During 2016 we will focus on reviewing our inbound shipments from Asia to the U.S. and Europe to identify additional opportunities to shift material from air transport to ocean as feasible when taking increased inventory carrying costs into account, and continue to optimize our delivery models.
The following graphics illustrate EMC’s carbon footprint and carbon intensity for our global logistics operations.
Caption: Carbon Footprint and Intensity1
1 The footprints presented here include our inbound, outbound, interplant, and customer service transportation and logistics operations, except for in-country goods freighting for Brazil, Japan, and Russia.
To calculate these numbers, we collected from our logistics partners job-level reports that include weight of goods transported, as well as route and mode data where available. We then applied associated standard emissions factors and calculation methodologies using Defra’s 2013 freighting goods guidance. The footprints presented here represent 96, 93 and 92 percent of our logistics spend for 2013, 2014, and 2015, respectively. Total emissions were extrapolated proportionately based on the data received.
Partnering with Our Carriers
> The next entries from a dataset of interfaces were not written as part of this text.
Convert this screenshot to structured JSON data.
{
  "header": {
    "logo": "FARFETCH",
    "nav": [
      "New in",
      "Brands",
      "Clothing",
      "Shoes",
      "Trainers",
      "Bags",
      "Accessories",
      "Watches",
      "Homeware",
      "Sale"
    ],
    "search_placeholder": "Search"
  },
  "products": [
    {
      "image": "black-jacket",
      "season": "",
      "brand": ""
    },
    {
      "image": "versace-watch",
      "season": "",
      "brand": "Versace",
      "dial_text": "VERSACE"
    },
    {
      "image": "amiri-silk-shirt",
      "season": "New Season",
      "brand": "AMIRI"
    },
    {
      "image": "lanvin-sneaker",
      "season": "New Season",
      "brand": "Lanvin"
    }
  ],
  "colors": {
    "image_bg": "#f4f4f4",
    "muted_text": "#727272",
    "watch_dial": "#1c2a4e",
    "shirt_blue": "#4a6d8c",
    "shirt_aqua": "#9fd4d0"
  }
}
We have continued our membership in the U.S. Environmental Protection Agency (EPA) SmartWay program as a shipping company. This program helps freight carriers and their customers improve efficiency and decrease greenhouse gases and air emissions. In 2014, more than 98 percent of our U.S. domestic freight was transported by U.S. Environmental Protection Agency (EPA) SmartWay-member carriers. This percentage is being restated from last year (up from 94 percent). We will provide the 2015 information once we submit our report to EPA based on the 2016 SmartWay schedule.
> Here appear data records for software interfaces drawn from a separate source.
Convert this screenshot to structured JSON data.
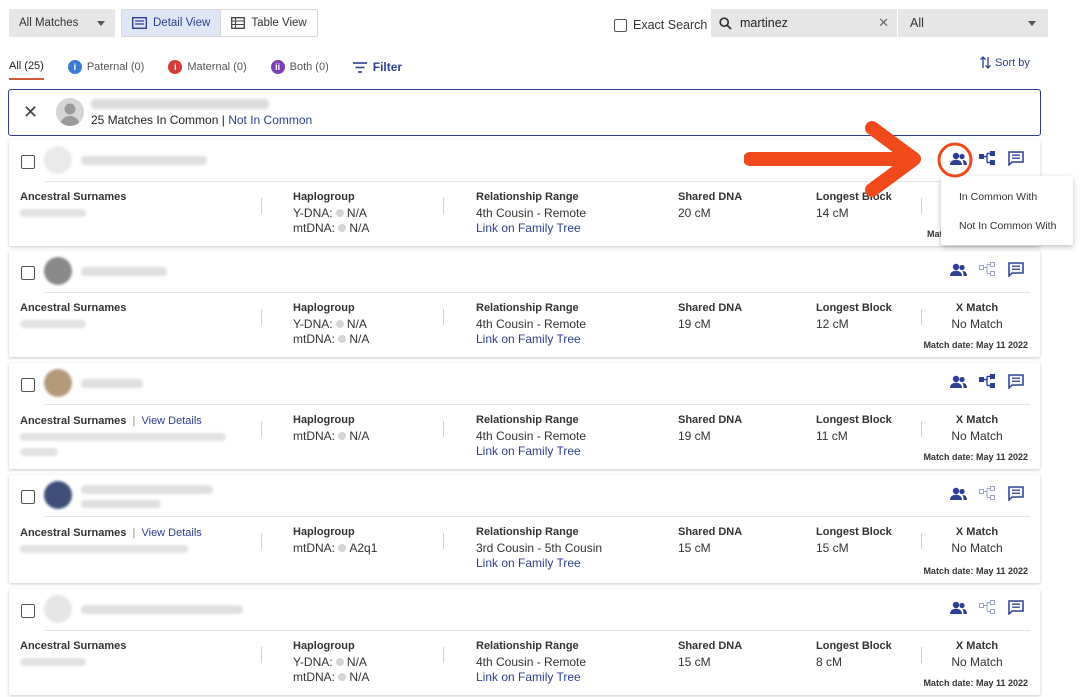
{
  "toolbar": {
    "matches_filter": "All Matches",
    "detail_view": "Detail View",
    "table_view": "Table View",
    "exact_search": "Exact Search",
    "search_value": "martinez",
    "search_scope": "All"
  },
  "tabs": {
    "all": "All (25)",
    "paternal": "Paternal (0)",
    "maternal": "Maternal (0)",
    "both": "Both (0)",
    "filter": "Filter",
    "sort": "Sort by"
  },
  "banner": {
    "matches_in_common": "25 Matches In Common",
    "separator": " | ",
    "not_in_common": "Not In Common"
  },
  "labels": {
    "ancestral_surnames": "Ancestral Surnames",
    "view_details": "View Details",
    "haplogroup": "Haplogroup",
    "ydna": "Y-DNA:",
    "mtdna": "mtDNA:",
    "relationship_range": "Relationship Range",
    "link_family_tree": "Link on Family Tree",
    "shared_dna": "Shared DNA",
    "longest_block": "Longest Block",
    "x_match": "X Match"
  },
  "popup": {
    "in_common_with": "In Common With",
    "not_in_common_with": "Not In Common With"
  },
  "cards": [
    {
      "ydna": "N/A",
      "mtdna": "N/A",
      "relationship": "4th Cousin - Remote",
      "shared_dna": "20 cM",
      "longest_block": "14 cM",
      "x_match": "",
      "match_date": "Matc"
    },
    {
      "ydna": "N/A",
      "mtdna": "N/A",
      "relationship": "4th Cousin - Remote",
      "shared_dna": "19 cM",
      "longest_block": "12 cM",
      "x_match": "No Match",
      "match_date": "Match date: May 11 2022"
    },
    {
      "mtdna": "N/A",
      "relationship": "4th Cousin - Remote",
      "shared_dna": "19 cM",
      "longest_block": "11 cM",
      "x_match": "No Match",
      "match_date": "Match date: May 11 2022"
    },
    {
      "mtdna": "A2q1",
      "relationship": "3rd Cousin - 5th Cousin",
      "shared_dna": "15 cM",
      "longest_block": "15 cM",
      "x_match": "No Match",
      "match_date": "Match date: May 11 2022"
    },
    {
      "ydna": "N/A",
      "mtdna": "N/A",
      "relationship": "4th Cousin - Remote",
      "shared_dna": "15 cM",
      "longest_block": "8 cM",
      "x_match": "No Match",
      "match_date": "Match date: May 11 2022"
    }
  ],
  "colors": {
    "brand_blue": "#2d3f91",
    "annotation_orange": "#f04a1c",
    "paternal": "#3b7bd6",
    "maternal": "#d43b3b",
    "both": "#7b3fb5"
  }
}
Sustainability is part of the quarterly business reviews with our logistics partners, where they also present on their companies’ sustainability programs and goals. In addition, major carriers provide activity-level data on the freight they carry for EMC that enable us to estimate our logistics carbon emissions. During 2015, we enhanced this collaboration by holding focused-meetings with our logistics partners to identify opportunities to further improve data quality, reduce the emissions from our logistics operations, and bring new initiatives to light.
Leveraging Technology to Reduce Emissions
During 2015 our logistics partner in the United Kingdom and Ireland completed the development and implementation of a new application to increase visibility and control of products between depots across the United Kingdom. With this functionality, transports between distribution centers are now forecasted days in advance. This added flexibility enables warehouse control to consolidate and move items in a way that maximizes volumetric space, and makes the operation more effective, efficient and sustainable. As a result of this initiative, our partner anticipates reducing their environmental impact by decreasing the use of 1.75 trailers per week, reducing approximately 36,000 miles per year, and avoiding the emission of 55MT of CO2e.
Following on Progress
The Automated Delivery Process (ADP) that we implemented with one of our partners in the United Kingdom during 2014 was so successful that we rolled it out to all EMC partners and direct business in mainland Europe during 2015. The ADP, illustrated in the figure below, enables more efficient scheduling and routing, maximizes vehicle utilization and reduces fuel consumption, all of which have a direct impact on carbon emissions reductions. In 2015, 77 percent of all customer orders in Europe followed the ADP. In 47 percent of those orders, customers accepted the automatically generated Earliest Delivery Date, resulting in the benefits described above.